Programmer Hypotheticals

As a programmer, I try to always be reading questions and answers, and never writing them. The truth is that I would rather work around the lack of a good answer than deal with a particular type of conversation.

Since programmer-speak can verge on the arcanely obscene, I've taken the liberty of translating such an interaction into a different context, so that programmers and muggles alike may groan in unison.

Well, piano experts may find this annoying. It couldn't be helped.

I have a problem moving my piano.

The piano is a Funkenhauser K2 grand which was a gift from my late mother. I can't get it through our patio door without taking the legs off it and moving it at an angle, which I was warned not to do because the frame on this model is supposedly susceptible to warping. It doesn't look like I have any alternative. Is there any way to minimize the risk of damage?

Any advice would be appreciated.

Why would you want to move the piano outside? The humidity and temperature variation will destroy a wooden piano body, especially one that uses a more permeable lacquer like the factory finish on the F├╝nkenhauser K2.

I don't want to move it outside, exactly. We're moving out of our house (which was also a gift from my mother) into a new place, and for a lot of reasons I'd like the piano to come with us.

Well, just move it out however it got in there originally.

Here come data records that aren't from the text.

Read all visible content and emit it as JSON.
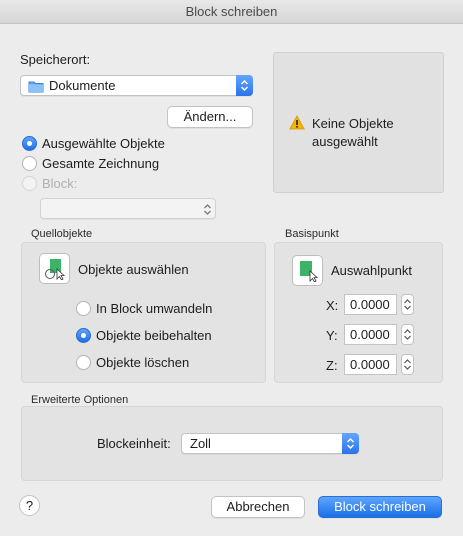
{
  "window": {
    "title": "Block schreiben"
  },
  "save_location": {
    "label": "Speicherort:",
    "selected": "Dokumente",
    "change_button": "Ändern..."
  },
  "source_mode": {
    "options": [
      "Ausgewählte Objekte",
      "Gesamte Zeichnung",
      "Block:"
    ],
    "selected_index": 0,
    "block_dropdown_value": ""
  },
  "preview": {
    "message": "Keine Objekte ausgewählt",
    "icon": "warning-icon"
  },
  "source_objects": {
    "title": "Quellobjekte",
    "select_button": "Objekte auswählen",
    "options": [
      "In Block umwandeln",
      "Objekte beibehalten",
      "Objekte löschen"
    ],
    "selected_index": 1
  },
  "base_point": {
    "title": "Basispunkt",
    "pick_button": "Auswahlpunkt",
    "x_label": "X:",
    "x": "0.0000",
    "y_label": "Y:",
    "y": "0.0000",
    "z_label": "Z:",
    "z": "0.0000"
  },
  "advanced": {
    "title": "Erweiterte Optionen",
    "unit_label": "Blockeinheit:",
    "unit_value": "Zoll"
  },
  "footer": {
    "help": "?",
    "cancel": "Abbrechen",
    "write": "Block schreiben"
  },
  "colors": {
    "accent": "#2a73e8",
    "select_icon_green": "#3db369",
    "warning": "#f4b400"
  }
}
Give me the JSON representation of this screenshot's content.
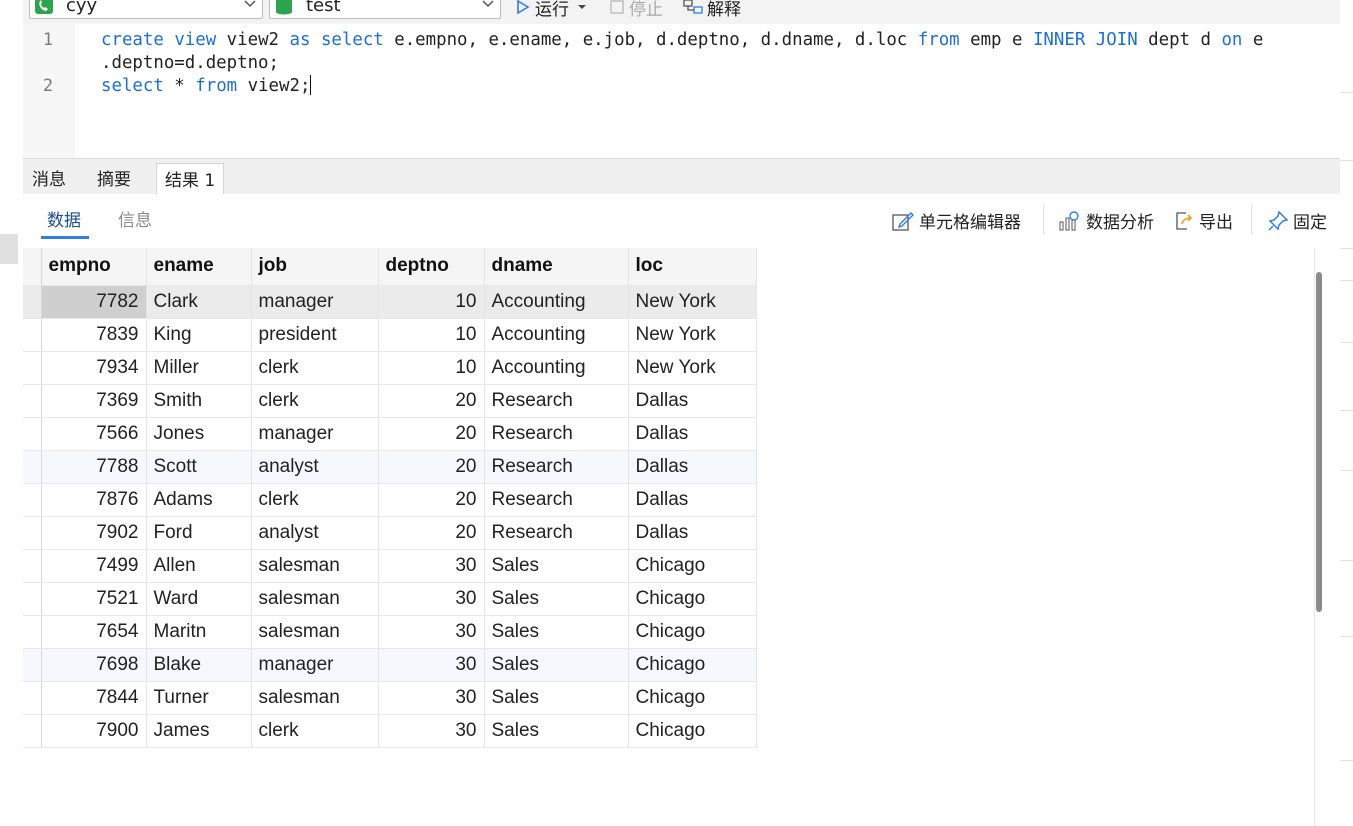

I would do that if I could, but the patio door was replaced at some point after she purchased the piano and the new opening is smaller. I'm just looking for a way to get it out of there with minimal damage to the house and piano.

You should never reduce the size of a doorway below the size required to move the item out of a room. Also, warping is a known issue with the K2 and you should avoid moving it at an angle.

You're right, of course, but that's the position I'm in now. Does anybody have any advice? (Anybody?)

If you intended to move it you shouldn't have reduced the size of the doorway. If there was a chance that you were going to reduce the size of the doorway and you might end up manhandling the piano, you shouldn't have purchased a model with a lightweight frame that can warp like the F├╝nkenhauser K2.

Does this seem exaggerated? Ridiculous? Only slightly. This hypothetical exchange demonstrates some of some of the worst of programmer hubris and self-deceit, which I shall call:

The Pillars of Unhelpful Assistance

  1. Conflating knowledge and intelligence. A person seeking the solution to an intractable problem is possibly in over his or her head, but that does not imply that he or she is an idiot. However, if you cannot think of a situation in which your intelligent self might ask an obvious question out of ignorance, you might be an idiot.

  2. Ignoring critical background information and constraints in your proposed solution. The solution to a lot of hypothetical programming problems is to remove some constraint. The question is often being asked in an attempt to locate the constraint of least resistance. If there is no good answer to the question, that's useful information. On the other hand, if you just can't tolerate being without an answer, go watch Jeopardy.

  3. Ignoring the requirements to reframe the problem as trivially solvable, or not a problem at all. Instead of changing the environment of the problem, you're changing the problem itself, so rather than solving the problem being asked, you're solving the problem you think should have been asked, or objecting to the fact that there is one. My observations suggest that most programmers who treat user requirements this way, get fired. On the other hand, a person receiving this response to a question in a public forum can only hope you go away. Unless user18399057 is actually your boss.

  4. Making the asker the problem. If you are such an expert that you would never find yourself in such a situation, and you have no useful answer, then the question wasn't for you. The question was intended for an expert who could get themselves out of such a situation anyway -- the kind of thing that is going to be expected of you at your next promotion.

I have seen these characteristics demonstrated by some of the most knowledgeable specialist programmers on the Internet. A specific, highly technical question, set against a background of "that's how I would do it too," gets a thorough, detailed, correct and utterly authoritative reply, and it is a privilege to read. Then you see another reply, from a bad day or a question that was "beneath" the respondent, and not only is it combative, unhelpful and a waste the asker's time to read, but a criminal misuse of the time of the expert replying, because that time could have been spent answering a better question, or finding a cloud that looks like Snoopy.

I think that these sort of bad answers are the response of an intelligent person to what he or she perceives as a deluge of bad questions. I understand the complaint, but in public fora like StackOverflow where such questions reign, there is no standard of service; no obligation for anyone to reply; no ticket queue to clear before Friday. If you do not like the question, there is nothing to be done. It's Darwinian -- those who can search or ask to get the information they need, survive to experience even greater ignorance in tougher challenges.

And so:

The Pillars of Helpful Unassistance

  1. If a question is beyond you, don't answer.
  2. If it's beneath you, don't answer.
  3. If you're having a bad day, don't answer.
  4. If it's unsolveable, answer that it's unsolveable as asked, and identify the limiting constraint for bonus marks...or just don't answer.

Questions and answers aren't for everyone. In my own case, it is well within my capability to ask a stupid question and give a demeaning, unhelpful reply on the very same day.

If this could be describing you, too, you can try my system: ask only Google, and channel any insufferable haughtiness into blogging.